As a last stitch effort to end the civil war in Libya, a new United Nations-backed government has been put in place. However, this road to peace seems to be a long one, since two existing parliament leaders are showing opposition.
The UN has been deliberating for over a year if they should intervene with this government. The chaos in Libya has been at an all-time high. Starting in 2011, after the country’s former leader was murder by a mob of militiamen, Libya was left fractured and divided.
With the country’s vulnerable state, the dark forces of ISIS have taken control over Libya and most of North Africa. “Over the last four years, Libya has become a key node in the expansion of Islamic radicalism across North Africa… and into Europe. If events in Libya continue on their current path, they will likely haunt the United States and its Western allies for a decade or more,” said Ethan Chorin of Foreign Policy.
The UN has continued to support the Libyan government’s efforts to protect the country from terrorism, but this has not been effective. In mid-December, an agreement through United Nations Support Mission in Libya (UNMSIL,) known as Resolution 2144, was put in place to support the transition to democracy. ISIS quickly responded to this on January 7th, with a truck bomb that left 65 people dead.
So, now the UN has taken more drastic measures. The prime minister, Fayez Sarraj has been put in charge of this new government.
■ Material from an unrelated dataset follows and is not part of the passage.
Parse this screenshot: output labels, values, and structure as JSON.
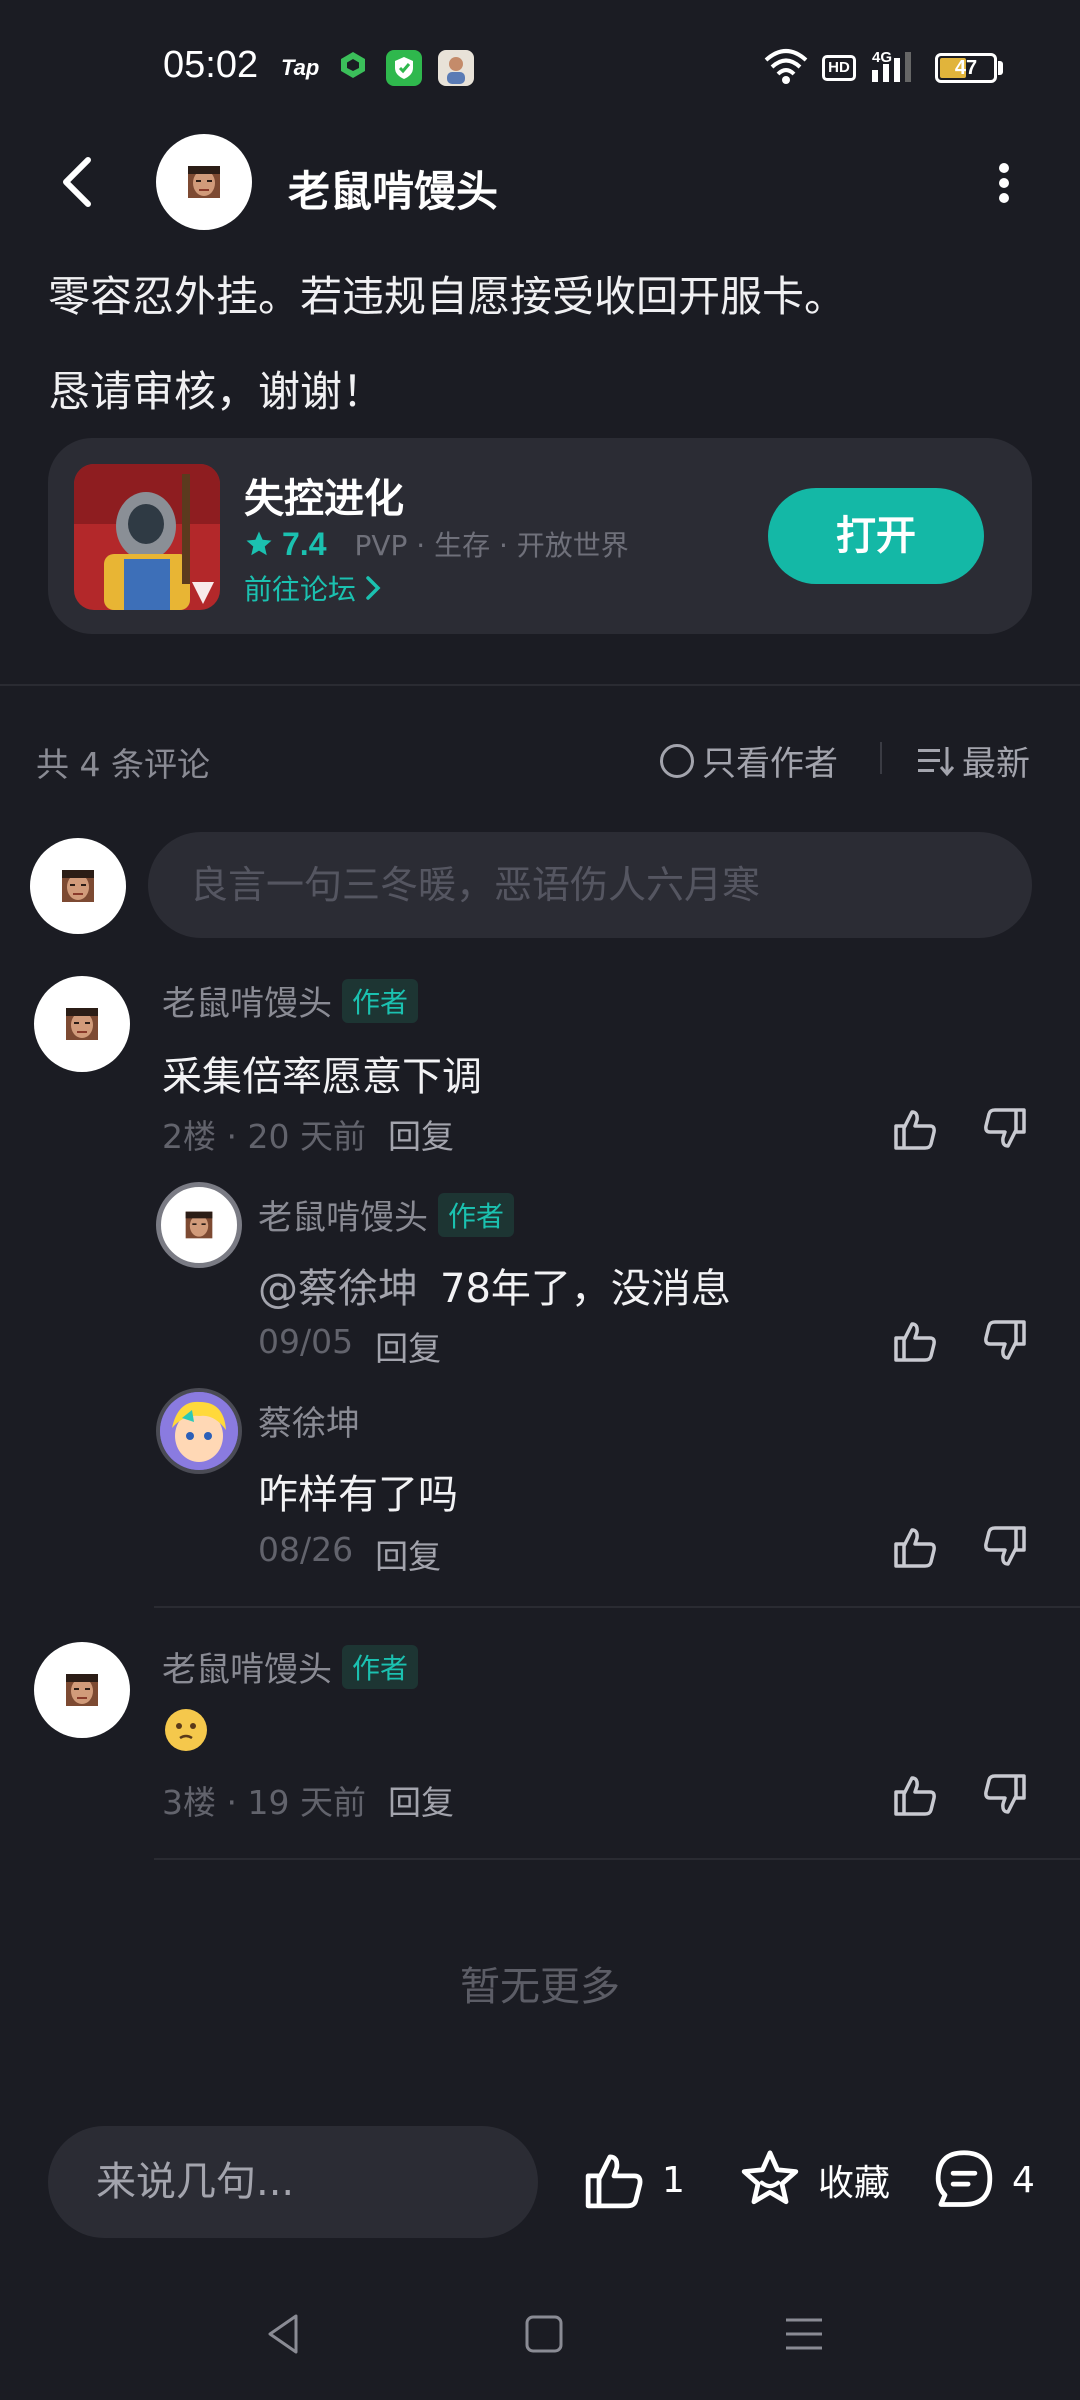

It is currently based in Tunis, Tunisia, since Libya has been deemed to be too unsafe. With 32 members in the cabinet, their first undertaking is to establish peace between the existing parliaments in the country, specifically the war between Tripoli and Tobruk.
Back in July 2014, the house of representatives was forced out of Tripoli by the Islamist-controlled group Libya Dawn. This group has its own rival government in place. Furthermore, this UN-backed government may be short lived. Next Monday, the house of representatives will meet to vote on the UN-managed body and the president, Aguila Saleh, has already made his opposition clear. Not to mention, two of the nine members of the presidential council that appointed the new cabinet walked out.
This was a risky move by the UN. By endorsing Sarraj, they have placed faith elsewhere, instead of with the democratically elected Trobuk parliament. Has the UN shot itself in the foot? If the two other parliaments reject this plan, this could be the birth of another government. Will this only add fuel to the fire? Then there could be three, instead of two, organizations governing and disagreeing.